**Work instructions:** Pick out and copy every line below that has the word "title".
╭─ Dataset excerpts
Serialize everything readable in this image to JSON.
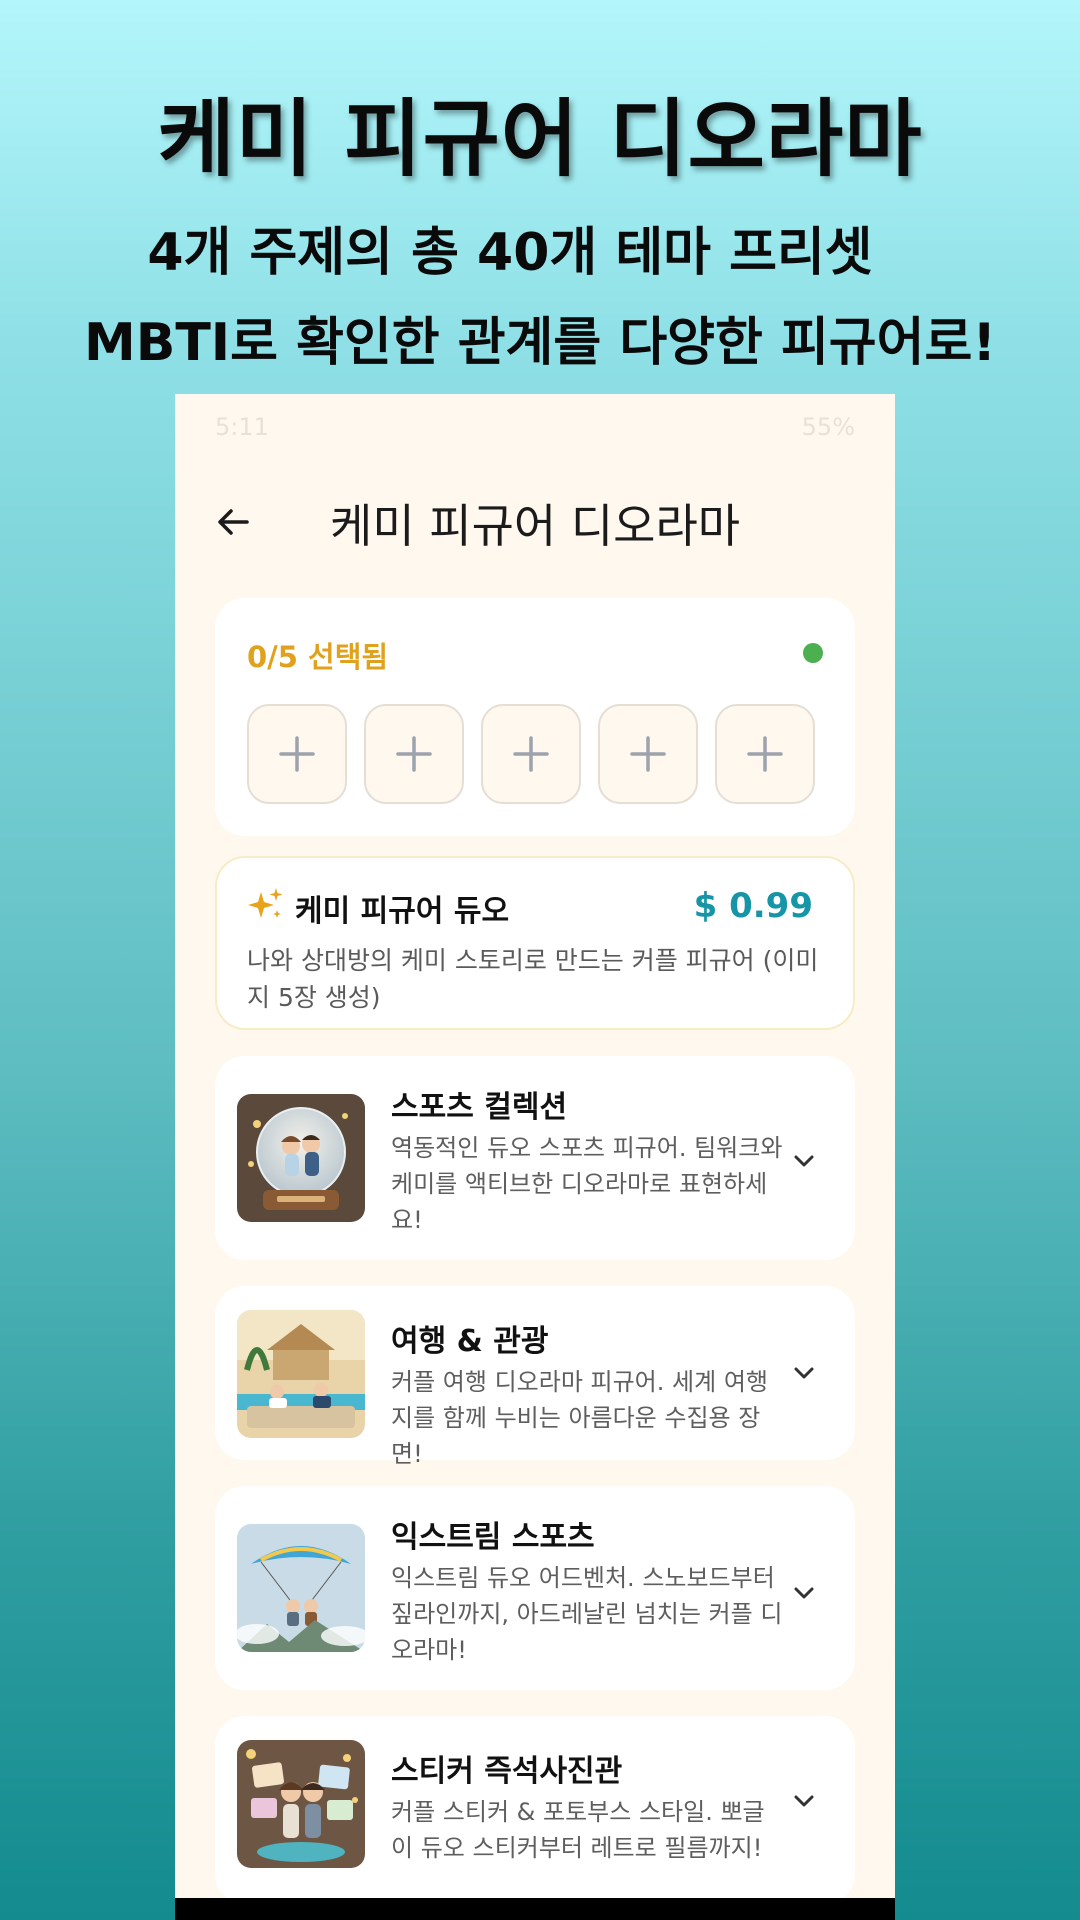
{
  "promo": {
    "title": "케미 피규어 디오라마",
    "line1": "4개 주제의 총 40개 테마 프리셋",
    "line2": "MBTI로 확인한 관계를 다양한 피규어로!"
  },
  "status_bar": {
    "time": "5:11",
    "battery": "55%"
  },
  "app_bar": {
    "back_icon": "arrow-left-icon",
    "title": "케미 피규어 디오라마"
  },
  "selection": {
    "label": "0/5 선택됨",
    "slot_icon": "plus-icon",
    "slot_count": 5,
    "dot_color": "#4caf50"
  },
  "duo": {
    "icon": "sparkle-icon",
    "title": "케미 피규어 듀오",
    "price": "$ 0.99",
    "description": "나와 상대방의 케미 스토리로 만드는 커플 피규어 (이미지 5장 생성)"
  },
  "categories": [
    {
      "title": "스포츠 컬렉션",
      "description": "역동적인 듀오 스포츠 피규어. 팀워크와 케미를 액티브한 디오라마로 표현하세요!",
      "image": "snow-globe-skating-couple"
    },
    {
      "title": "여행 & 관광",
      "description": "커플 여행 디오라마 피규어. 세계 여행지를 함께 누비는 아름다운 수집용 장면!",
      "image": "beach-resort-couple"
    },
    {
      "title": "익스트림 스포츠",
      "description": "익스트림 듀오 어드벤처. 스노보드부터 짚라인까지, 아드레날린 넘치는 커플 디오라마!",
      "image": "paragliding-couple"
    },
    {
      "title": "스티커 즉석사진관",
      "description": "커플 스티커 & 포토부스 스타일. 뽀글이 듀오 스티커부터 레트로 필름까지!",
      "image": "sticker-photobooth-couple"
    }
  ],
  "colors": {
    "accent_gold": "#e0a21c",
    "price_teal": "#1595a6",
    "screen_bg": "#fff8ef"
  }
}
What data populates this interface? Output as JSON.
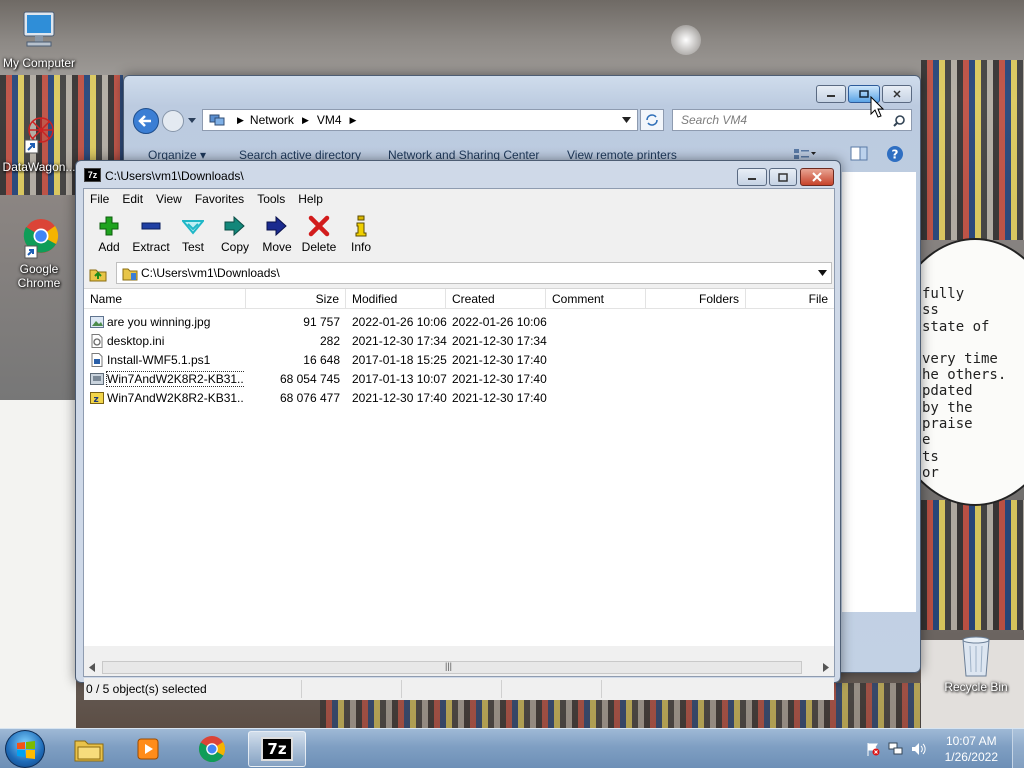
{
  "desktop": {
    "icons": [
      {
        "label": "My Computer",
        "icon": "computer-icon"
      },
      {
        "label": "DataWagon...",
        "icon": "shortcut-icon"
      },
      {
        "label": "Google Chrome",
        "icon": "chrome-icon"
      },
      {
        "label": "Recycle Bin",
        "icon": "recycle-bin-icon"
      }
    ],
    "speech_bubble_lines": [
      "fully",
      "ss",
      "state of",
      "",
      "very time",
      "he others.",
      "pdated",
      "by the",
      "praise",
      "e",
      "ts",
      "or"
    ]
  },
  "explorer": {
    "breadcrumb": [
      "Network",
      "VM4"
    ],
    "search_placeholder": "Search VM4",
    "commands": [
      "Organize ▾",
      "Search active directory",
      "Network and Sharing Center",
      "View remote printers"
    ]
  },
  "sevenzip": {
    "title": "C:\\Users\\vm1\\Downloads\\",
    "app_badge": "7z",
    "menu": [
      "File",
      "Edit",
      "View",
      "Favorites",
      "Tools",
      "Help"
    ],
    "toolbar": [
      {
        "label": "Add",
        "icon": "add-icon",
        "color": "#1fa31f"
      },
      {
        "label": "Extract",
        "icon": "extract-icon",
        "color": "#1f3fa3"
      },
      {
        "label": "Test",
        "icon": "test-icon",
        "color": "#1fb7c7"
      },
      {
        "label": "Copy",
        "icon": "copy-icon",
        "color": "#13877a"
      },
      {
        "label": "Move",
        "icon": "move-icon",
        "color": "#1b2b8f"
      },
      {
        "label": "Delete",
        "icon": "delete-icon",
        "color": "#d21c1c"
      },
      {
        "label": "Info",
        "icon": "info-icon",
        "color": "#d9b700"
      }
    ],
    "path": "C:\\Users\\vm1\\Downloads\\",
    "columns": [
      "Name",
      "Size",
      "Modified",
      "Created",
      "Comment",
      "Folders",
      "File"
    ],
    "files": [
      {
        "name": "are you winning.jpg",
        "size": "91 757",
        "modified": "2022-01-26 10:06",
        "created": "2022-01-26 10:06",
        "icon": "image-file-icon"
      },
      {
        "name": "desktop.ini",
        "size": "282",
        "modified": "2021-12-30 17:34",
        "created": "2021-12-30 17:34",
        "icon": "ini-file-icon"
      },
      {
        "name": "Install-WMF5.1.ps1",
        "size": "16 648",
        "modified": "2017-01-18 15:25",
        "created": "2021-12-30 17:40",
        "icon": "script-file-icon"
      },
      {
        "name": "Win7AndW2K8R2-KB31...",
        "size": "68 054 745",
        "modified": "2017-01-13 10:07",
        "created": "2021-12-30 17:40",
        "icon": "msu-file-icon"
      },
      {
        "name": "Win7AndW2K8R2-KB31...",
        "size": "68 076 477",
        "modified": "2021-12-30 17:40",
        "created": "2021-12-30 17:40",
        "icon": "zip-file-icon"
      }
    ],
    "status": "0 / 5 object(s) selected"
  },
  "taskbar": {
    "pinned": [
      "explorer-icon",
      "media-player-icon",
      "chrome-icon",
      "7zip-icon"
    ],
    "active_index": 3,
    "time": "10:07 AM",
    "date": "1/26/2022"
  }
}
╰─
**Response to the exercise:**
    "title": "케미 피규어 디오라마",
    "title": "케미 피규어 디오라마"
    "title": "케미 피규어 듀오",
      "title": "스포츠 컬렉션",
      "title": "여행 & 관광",
      "title": "익스트림 스포츠",
      "title": "스티커 즉석사진관",
    "title": "C:\\Users\\vm1\\Downloads\\",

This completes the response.